▶ _TASK OBJECTIVE_:
For each line below that holds the word "Collection", make a copy.

::: PROVIDED ENTRIES

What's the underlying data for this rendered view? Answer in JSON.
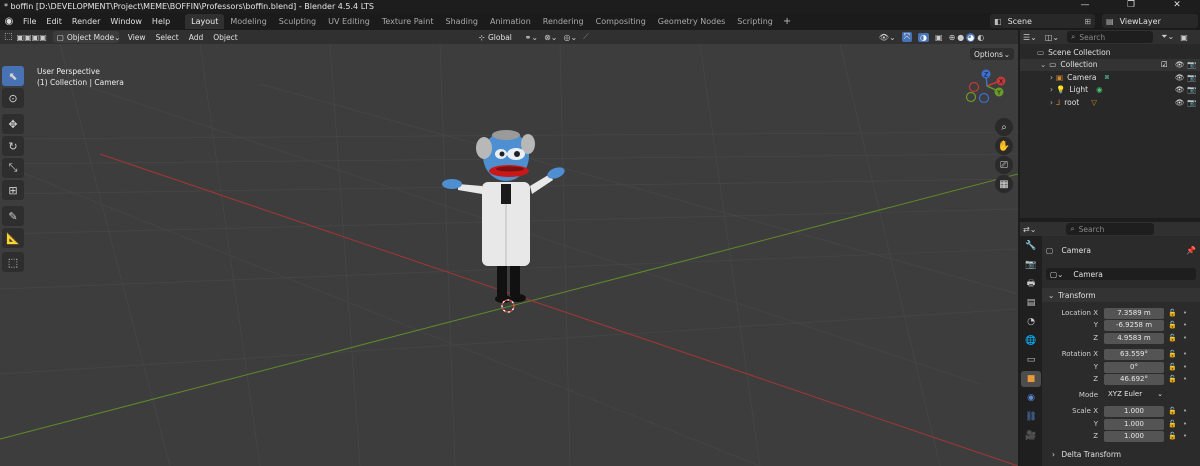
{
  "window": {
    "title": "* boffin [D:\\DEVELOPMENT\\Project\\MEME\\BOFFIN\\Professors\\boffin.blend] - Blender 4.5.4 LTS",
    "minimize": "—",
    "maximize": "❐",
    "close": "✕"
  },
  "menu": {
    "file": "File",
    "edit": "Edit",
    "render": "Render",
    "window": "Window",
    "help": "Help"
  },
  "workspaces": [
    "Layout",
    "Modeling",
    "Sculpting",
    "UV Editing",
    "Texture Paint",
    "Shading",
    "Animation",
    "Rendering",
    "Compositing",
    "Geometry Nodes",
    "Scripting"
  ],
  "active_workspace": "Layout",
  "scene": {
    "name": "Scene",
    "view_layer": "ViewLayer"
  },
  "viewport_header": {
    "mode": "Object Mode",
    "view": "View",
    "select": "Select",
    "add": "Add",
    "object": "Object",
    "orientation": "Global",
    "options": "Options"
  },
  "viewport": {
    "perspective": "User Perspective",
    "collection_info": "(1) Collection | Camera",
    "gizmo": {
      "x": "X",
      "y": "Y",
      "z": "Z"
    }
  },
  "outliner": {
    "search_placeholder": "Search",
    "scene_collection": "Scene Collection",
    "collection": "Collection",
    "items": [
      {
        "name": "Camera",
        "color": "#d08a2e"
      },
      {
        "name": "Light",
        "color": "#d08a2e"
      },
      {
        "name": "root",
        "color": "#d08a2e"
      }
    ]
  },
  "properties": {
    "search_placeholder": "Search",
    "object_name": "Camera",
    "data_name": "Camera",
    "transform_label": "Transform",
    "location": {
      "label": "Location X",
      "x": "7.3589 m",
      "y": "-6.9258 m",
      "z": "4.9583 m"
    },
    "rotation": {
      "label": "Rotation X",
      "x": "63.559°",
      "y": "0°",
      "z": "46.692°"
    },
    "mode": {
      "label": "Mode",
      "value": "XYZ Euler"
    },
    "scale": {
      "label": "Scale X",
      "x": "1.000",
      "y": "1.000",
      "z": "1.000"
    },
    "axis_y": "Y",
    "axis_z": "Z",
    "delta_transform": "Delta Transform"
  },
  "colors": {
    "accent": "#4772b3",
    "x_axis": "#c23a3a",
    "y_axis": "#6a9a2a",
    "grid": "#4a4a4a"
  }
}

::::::

▶ _RESPONSE TO THE TASK_:
    "collection_info": "(1) Collection | Camera",
    "scene_collection": "Scene Collection",
    "collection": "Collection",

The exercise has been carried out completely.